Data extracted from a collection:
──────────────────────────────

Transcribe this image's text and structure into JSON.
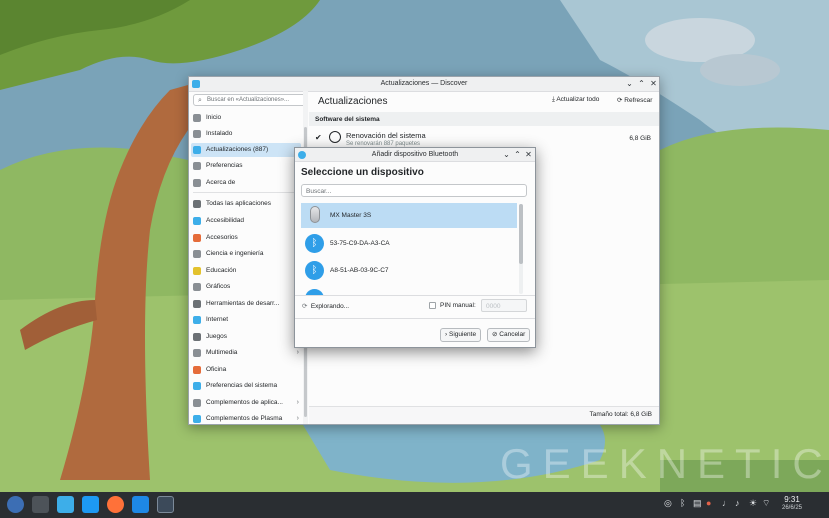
{
  "colors": {
    "accent": "#3daee9",
    "selection": "#cde4f6",
    "sky": "#7aa3b8",
    "grass": "#8fb862",
    "tree": "#b06a3e",
    "taskbar": "#2a2e32"
  },
  "discover": {
    "title": "Actualizaciones — Discover",
    "search_placeholder": "Buscar en «Actualizaciones»...",
    "page_title": "Actualizaciones",
    "update_all": "Actualizar todo",
    "refresh": "Refrescar",
    "nav": [
      {
        "label": "Inicio",
        "icon": "home-icon"
      },
      {
        "label": "Instalado",
        "icon": "installed-icon"
      },
      {
        "label": "Actualizaciones (887)",
        "icon": "updates-icon"
      },
      {
        "label": "Preferencias",
        "icon": "settings-icon"
      },
      {
        "label": "Acerca de",
        "icon": "info-icon"
      },
      {
        "label": "Todas las aplicaciones",
        "icon": "grid-icon"
      },
      {
        "label": "Accesibilidad",
        "icon": "accessibility-icon"
      },
      {
        "label": "Accesorios",
        "icon": "accessories-icon"
      },
      {
        "label": "Ciencia e ingeniería",
        "icon": "science-icon"
      },
      {
        "label": "Educación",
        "icon": "education-icon"
      },
      {
        "label": "Gráficos",
        "icon": "graphics-icon"
      },
      {
        "label": "Herramientas de desarr...",
        "icon": "dev-tools-icon"
      },
      {
        "label": "Internet",
        "icon": "internet-icon"
      },
      {
        "label": "Juegos",
        "icon": "games-icon"
      },
      {
        "label": "Multimedia",
        "icon": "multimedia-icon"
      },
      {
        "label": "Oficina",
        "icon": "office-icon"
      },
      {
        "label": "Preferencias del sistema",
        "icon": "system-settings-icon"
      },
      {
        "label": "Complementos de aplica...",
        "icon": "addons-icon"
      },
      {
        "label": "Complementos de Plasma",
        "icon": "plasma-addons-icon"
      }
    ],
    "section_header": "Software del sistema",
    "update_title": "Renovación del sistema",
    "update_subtitle": "Se renovarán 887 paquetes",
    "update_size": "6,8 GiB",
    "total_size": "Tamaño total: 6,8 GiB"
  },
  "dialog": {
    "title": "Añadir dispositivo Bluetooth",
    "heading": "Seleccione un dispositivo",
    "search_placeholder": "Buscar...",
    "devices": [
      {
        "name": "MX Master 3S",
        "icon": "mouse-icon"
      },
      {
        "name": "53-75-C9-DA-A3-CA",
        "icon": "bluetooth-icon"
      },
      {
        "name": "A8-51-AB-03-9C-C7",
        "icon": "bluetooth-icon"
      }
    ],
    "scanning": "Explorando...",
    "pin_label": "PIN manual:",
    "pin_placeholder": "0000",
    "next": "Siguiente",
    "cancel": "Cancelar"
  },
  "tray": {
    "time": "9:31",
    "date": "26/6/25"
  },
  "watermark": "GEEKNETIC"
}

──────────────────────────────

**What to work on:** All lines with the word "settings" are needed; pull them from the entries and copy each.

**Your solution:**
        "icon": "settings-icon"
        "icon": "system-settings-icon"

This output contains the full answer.